*** RECORDS FOR THE EXERCISE Section Begins ***

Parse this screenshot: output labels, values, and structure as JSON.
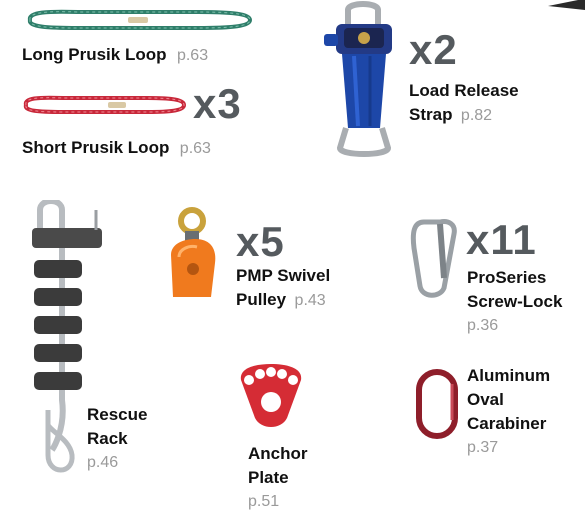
{
  "colors": {
    "quantity_gray": "#555a5e",
    "page_ref_gray": "#9a9a9a",
    "rope_green": "#2f7e6a",
    "rope_red": "#c8283a",
    "strap_blue": "#1d47a8",
    "pulley_orange": "#f07a1e",
    "anchor_red": "#d52c35",
    "carabiner_red": "#8e1e2a",
    "metal": "#b8bcc0"
  },
  "items": {
    "long_prusik": {
      "name": "Long Prusik Loop",
      "page": "p.63",
      "icon": "green-rope-loop-icon"
    },
    "short_prusik": {
      "name": "Short Prusik Loop",
      "page": "p.63",
      "qty": "x3",
      "icon": "red-rope-loop-icon"
    },
    "load_release": {
      "name_line1": "Load Release",
      "name_line2": "Strap",
      "page": "p.82",
      "qty": "x2",
      "icon": "load-release-strap-icon"
    },
    "rescue_rack": {
      "name_line1": "Rescue",
      "name_line2": "Rack",
      "page": "p.46",
      "icon": "rescue-rack-icon"
    },
    "swivel_pulley": {
      "name_line1": "PMP Swivel",
      "name_line2": "Pulley",
      "page": "p.43",
      "qty": "x5",
      "icon": "swivel-pulley-icon"
    },
    "screw_lock": {
      "name_line1": "ProSeries",
      "name_line2": "Screw-Lock",
      "page": "p.36",
      "qty": "x11",
      "icon": "screw-lock-carabiner-icon"
    },
    "anchor_plate": {
      "name_line1": "Anchor",
      "name_line2": "Plate",
      "page": "p.51",
      "icon": "anchor-plate-icon"
    },
    "oval_carabiner": {
      "name_line1": "Aluminum",
      "name_line2": "Oval",
      "name_line3": "Carabiner",
      "page": "p.37",
      "icon": "oval-carabiner-icon"
    }
  }
}
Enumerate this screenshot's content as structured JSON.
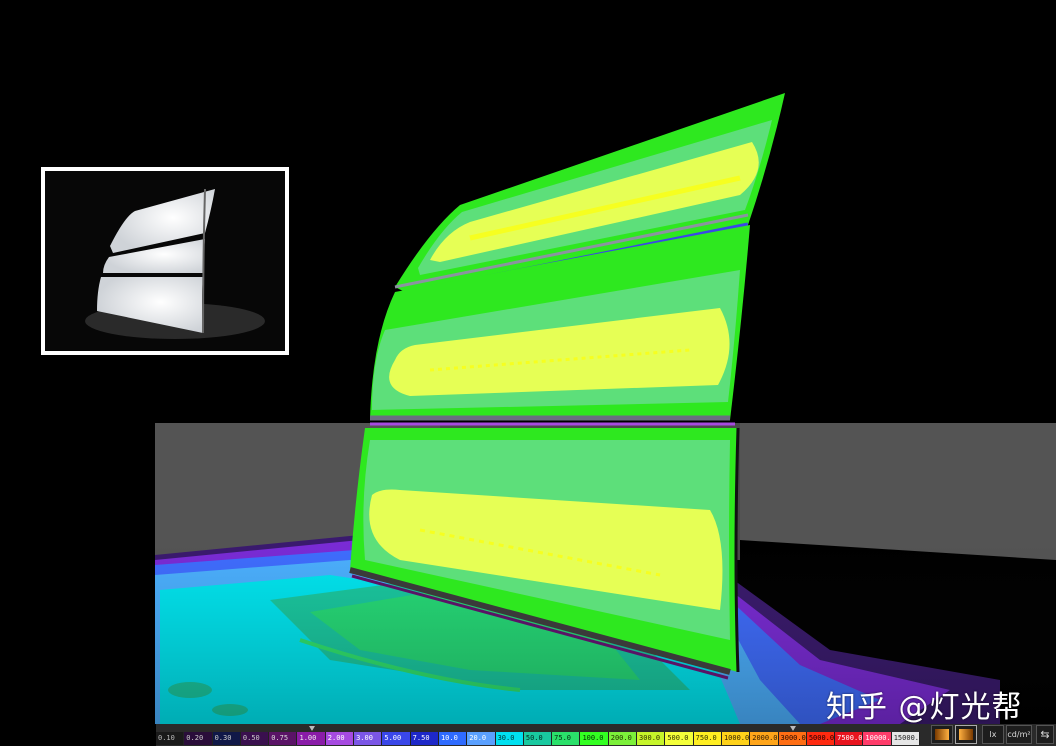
{
  "watermark": "知乎 @灯光帮",
  "legend": {
    "entries": [
      {
        "label": "0.10",
        "color": "#1a1a1a",
        "text": "#bbbbbb"
      },
      {
        "label": "0.20",
        "color": "#2a0d3a",
        "text": "#cccccc"
      },
      {
        "label": "0.30",
        "color": "#101848",
        "text": "#cccccc"
      },
      {
        "label": "0.50",
        "color": "#3a104e",
        "text": "#cccccc"
      },
      {
        "label": "0.75",
        "color": "#5a1366",
        "text": "#dddddd"
      },
      {
        "label": "1.00",
        "color": "#8a1ca8",
        "text": "#eeeeee"
      },
      {
        "label": "2.00",
        "color": "#a64ae0",
        "text": "#ffffff"
      },
      {
        "label": "3.00",
        "color": "#7b56e6",
        "text": "#ffffff"
      },
      {
        "label": "5.00",
        "color": "#3a47e8",
        "text": "#ffffff"
      },
      {
        "label": "7.50",
        "color": "#1e28c8",
        "text": "#ffffff"
      },
      {
        "label": "10.0",
        "color": "#2f6bff",
        "text": "#ffffff"
      },
      {
        "label": "20.0",
        "color": "#5aa0ff",
        "text": "#ffffff"
      },
      {
        "label": "30.0",
        "color": "#00e0f0",
        "text": "#003333"
      },
      {
        "label": "50.0",
        "color": "#19c9a0",
        "text": "#002a20"
      },
      {
        "label": "75.0",
        "color": "#2ae06a",
        "text": "#002a10"
      },
      {
        "label": "100.0",
        "color": "#33ff22",
        "text": "#003300"
      },
      {
        "label": "200.0",
        "color": "#7cf03a",
        "text": "#223300"
      },
      {
        "label": "300.0",
        "color": "#c6f52a",
        "text": "#333300"
      },
      {
        "label": "500.0",
        "color": "#f4ff3a",
        "text": "#333300"
      },
      {
        "label": "750.0",
        "color": "#ffee22",
        "text": "#333300"
      },
      {
        "label": "1000.0",
        "color": "#ffd21a",
        "text": "#332200"
      },
      {
        "label": "2000.0",
        "color": "#ffa51a",
        "text": "#331a00"
      },
      {
        "label": "3000.0",
        "color": "#ff6e14",
        "text": "#220800"
      },
      {
        "label": "5000.0",
        "color": "#ff2a10",
        "text": "#220000"
      },
      {
        "label": "7500.0",
        "color": "#e8141e",
        "text": "#ffffff"
      },
      {
        "label": "10000.0",
        "color": "#ff3c6a",
        "text": "#ffffff"
      },
      {
        "label": "15000.0",
        "color": "#e6e6e6",
        "text": "#222222"
      }
    ],
    "markers": [
      {
        "label": "1.00"
      },
      {
        "label": "3000.0"
      }
    ]
  },
  "toolbar": {
    "lux_label": "lx",
    "luminance_label": "cd/m²",
    "gradient_icon": "gradient-icon",
    "gradient_alt_icon": "gradient-alt-icon",
    "swap_icon": "swap-arrows-icon"
  },
  "colors": {
    "background": "#000000",
    "floor_grey": "#555555",
    "wall_green": "#2ee81f",
    "band_light_green": "#5ddf7a",
    "band_yellow": "#e6ff55",
    "floor_cyan": "#00e6f0"
  }
}
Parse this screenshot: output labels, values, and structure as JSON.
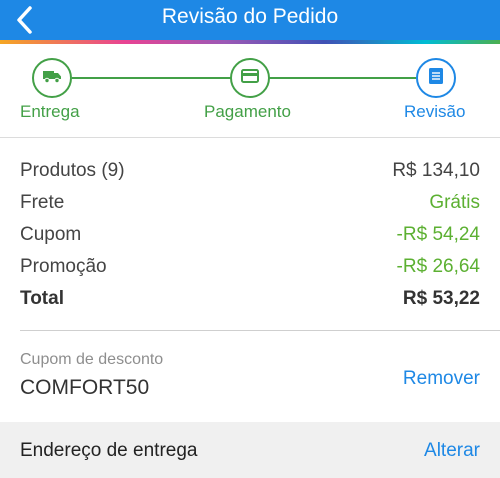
{
  "header": {
    "title": "Revisão do Pedido",
    "back_icon": "chevron-left-icon"
  },
  "stepper": {
    "steps": [
      {
        "label": "Entrega",
        "icon": "truck-icon",
        "state": "done"
      },
      {
        "label": "Pagamento",
        "icon": "credit-card-icon",
        "state": "done"
      },
      {
        "label": "Revisão",
        "icon": "list-icon",
        "state": "active"
      }
    ]
  },
  "summary": {
    "rows": [
      {
        "label": "Produtos (9)",
        "value": "R$ 134,10"
      },
      {
        "label": "Frete",
        "value": "Grátis"
      },
      {
        "label": "Cupom",
        "value": "-R$ 54,24"
      },
      {
        "label": "Promoção",
        "value": "-R$ 26,64"
      },
      {
        "label": "Total",
        "value": "R$ 53,22"
      }
    ]
  },
  "coupon": {
    "caption": "Cupom de desconto",
    "code": "COMFORT50",
    "remove_label": "Remover"
  },
  "address": {
    "label": "Endereço de entrega",
    "change_label": "Alterar"
  },
  "colors": {
    "primary": "#1e88e5",
    "success": "#43a047",
    "discount": "#5cb032"
  }
}
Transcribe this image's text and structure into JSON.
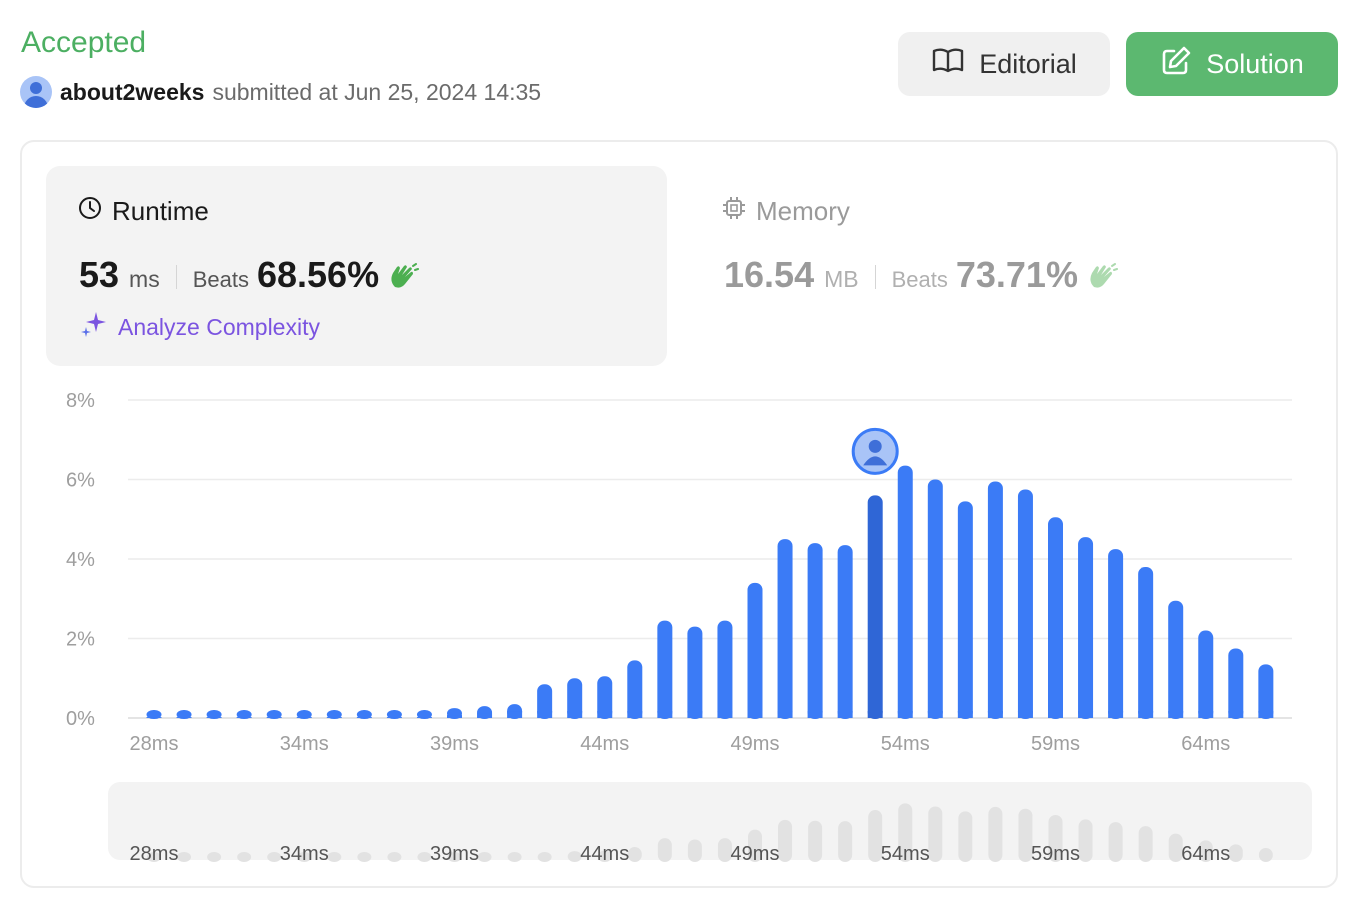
{
  "status": {
    "label": "Accepted",
    "color": "#4caf62"
  },
  "submission": {
    "username": "about2weeks",
    "submitted_text": "submitted at Jun 25, 2024 14:35"
  },
  "buttons": {
    "editorial_label": "Editorial",
    "solution_label": "Solution"
  },
  "runtime": {
    "title": "Runtime",
    "value": "53",
    "unit": "ms",
    "beats_label": "Beats",
    "beats_pct": "68.56%",
    "analyze_label": "Analyze Complexity"
  },
  "memory": {
    "title": "Memory",
    "value": "16.54",
    "unit": "MB",
    "beats_label": "Beats",
    "beats_pct": "73.71%"
  },
  "colors": {
    "accent_green": "#5cb870",
    "bar_blue": "#3b7bf6",
    "bar_highlight": "#2f66d6",
    "analyze_purple": "#7b54e0"
  },
  "chart_data": {
    "type": "bar",
    "title": "",
    "xlabel": "",
    "ylabel": "",
    "ylim": [
      0,
      8
    ],
    "y_ticks": [
      "0%",
      "2%",
      "4%",
      "6%",
      "8%"
    ],
    "x_ticks": [
      "28ms",
      "34ms",
      "39ms",
      "44ms",
      "49ms",
      "54ms",
      "59ms",
      "64ms"
    ],
    "grid": true,
    "highlight_index": 24,
    "values": [
      0.2,
      0.2,
      0.2,
      0.2,
      0.2,
      0.2,
      0.2,
      0.2,
      0.2,
      0.2,
      0.25,
      0.3,
      0.35,
      0.85,
      1.0,
      1.05,
      1.45,
      2.45,
      2.3,
      2.45,
      3.4,
      4.5,
      4.4,
      4.35,
      5.6,
      6.35,
      6.0,
      5.45,
      5.95,
      5.75,
      5.05,
      4.55,
      4.25,
      3.8,
      2.95,
      2.2,
      1.75,
      1.35
    ],
    "mini_ticks": [
      "28ms",
      "34ms",
      "39ms",
      "44ms",
      "49ms",
      "54ms",
      "59ms",
      "64ms"
    ]
  }
}
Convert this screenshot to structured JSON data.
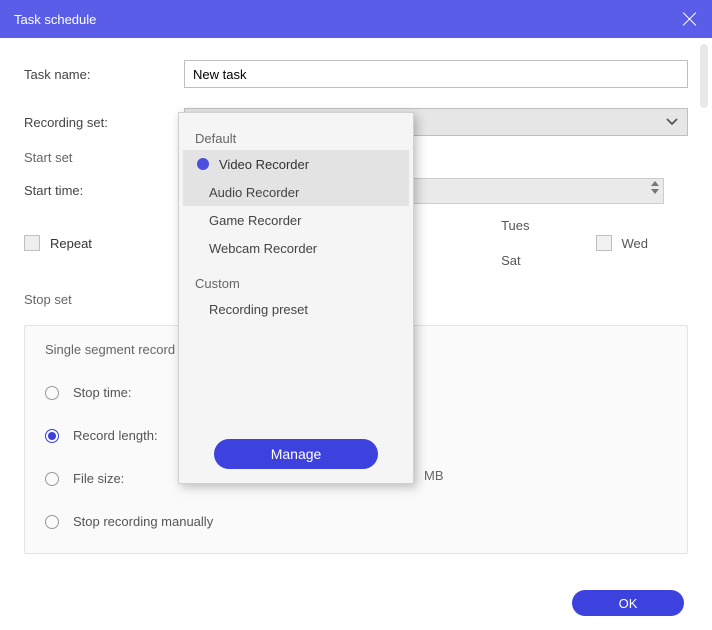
{
  "titlebar": {
    "title": "Task schedule"
  },
  "form": {
    "task_name_label": "Task name:",
    "task_name_value": "New task",
    "recording_set_label": "Recording set:",
    "recording_set_value": "Video Recorder",
    "start_set_label": "Start set",
    "start_time_label": "Start time:",
    "repeat_label": "Repeat",
    "stop_set_label": "Stop set",
    "days": {
      "tues": "Tues",
      "wed": "Wed",
      "sat": "Sat"
    }
  },
  "segment": {
    "title": "Single segment record",
    "options": {
      "stop_time": "Stop time:",
      "record_length": "Record length:",
      "file_size": "File size:",
      "manual": "Stop recording manually"
    },
    "selected": "record_length",
    "unit_mb": "MB"
  },
  "dropdown": {
    "group_default": "Default",
    "group_custom": "Custom",
    "items": {
      "video": "Video Recorder",
      "audio": "Audio Recorder",
      "game": "Game Recorder",
      "webcam": "Webcam Recorder",
      "preset": "Recording preset"
    },
    "manage_label": "Manage"
  },
  "footer": {
    "ok": "OK"
  }
}
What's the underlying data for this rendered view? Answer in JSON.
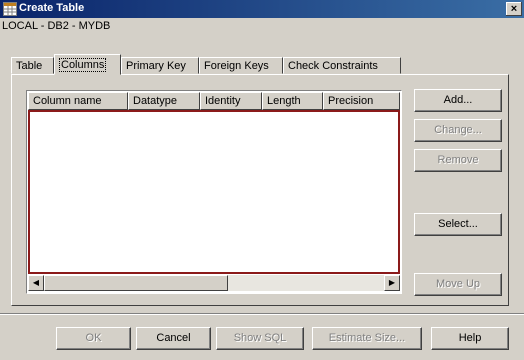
{
  "window": {
    "title": "Create Table",
    "close_symbol": "×"
  },
  "connection_path": "LOCAL - DB2 - MYDB",
  "tabs": [
    {
      "label": "Table"
    },
    {
      "label": "Columns",
      "active": true
    },
    {
      "label": "Primary Key"
    },
    {
      "label": "Foreign Keys"
    },
    {
      "label": "Check Constraints"
    }
  ],
  "table": {
    "columns": [
      "Column name",
      "Datatype",
      "Identity",
      "Length",
      "Precision"
    ],
    "rows": []
  },
  "side_buttons": {
    "add": {
      "label": "Add...",
      "enabled": true
    },
    "change": {
      "label": "Change...",
      "enabled": false
    },
    "remove": {
      "label": "Remove",
      "enabled": false
    },
    "select": {
      "label": "Select...",
      "enabled": true
    },
    "move_up": {
      "label": "Move Up",
      "enabled": false
    }
  },
  "bottom_buttons": {
    "ok": {
      "label": "OK",
      "enabled": false
    },
    "cancel": {
      "label": "Cancel",
      "enabled": true
    },
    "show_sql": {
      "label": "Show SQL",
      "enabled": false
    },
    "estimate_size": {
      "label": "Estimate Size...",
      "enabled": false
    },
    "help": {
      "label": "Help",
      "enabled": true
    }
  },
  "icons": {
    "title_icon": "table-icon",
    "scroll_left": "◀",
    "scroll_right": "▶"
  }
}
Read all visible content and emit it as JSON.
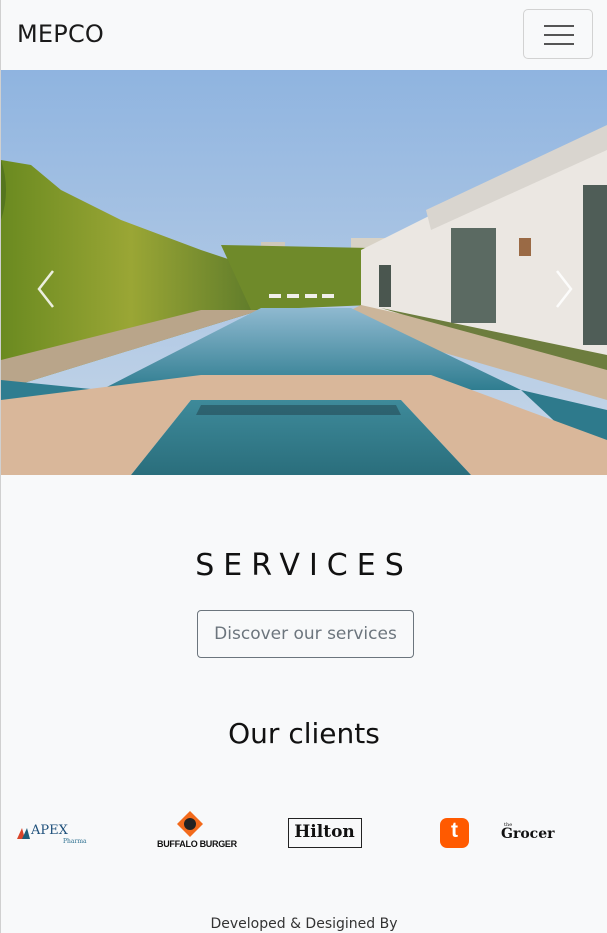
{
  "navbar": {
    "brand": "MEPCO",
    "menu_icon": "hamburger-icon"
  },
  "carousel": {
    "image_alt": "pool-villa-photo",
    "prev_icon": "chevron-left-icon",
    "next_icon": "chevron-right-icon"
  },
  "services": {
    "title": "SERVICES",
    "button_label": "Discover our services"
  },
  "clients": {
    "title": "Our clients",
    "logos": [
      {
        "name": "apex-pharma-logo",
        "text": "APEX",
        "subtext": "Pharma"
      },
      {
        "name": "buffalo-burger-logo",
        "text": "BUFFALO BURGER"
      },
      {
        "name": "hilton-logo",
        "text": "Hilton"
      },
      {
        "name": "talabat-logo",
        "text": "t"
      },
      {
        "name": "the-grocer-logo",
        "text": "Grocer",
        "pretext": "the"
      }
    ]
  },
  "footer": {
    "credit": "Developed & Desigined By"
  },
  "colors": {
    "background": "#f8f9fa",
    "button_outline": "#6c757d",
    "talabat_orange": "#ff5a00",
    "buffalo_orange": "#f26a1b"
  }
}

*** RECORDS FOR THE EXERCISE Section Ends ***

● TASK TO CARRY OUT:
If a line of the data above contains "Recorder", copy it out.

● WRITTEN RESPONSE:
    "recording_set_value": "Video Recorder",
      "video": "Video Recorder",
      "audio": "Audio Recorder",
      "game": "Game Recorder",
      "webcam": "Webcam Recorder",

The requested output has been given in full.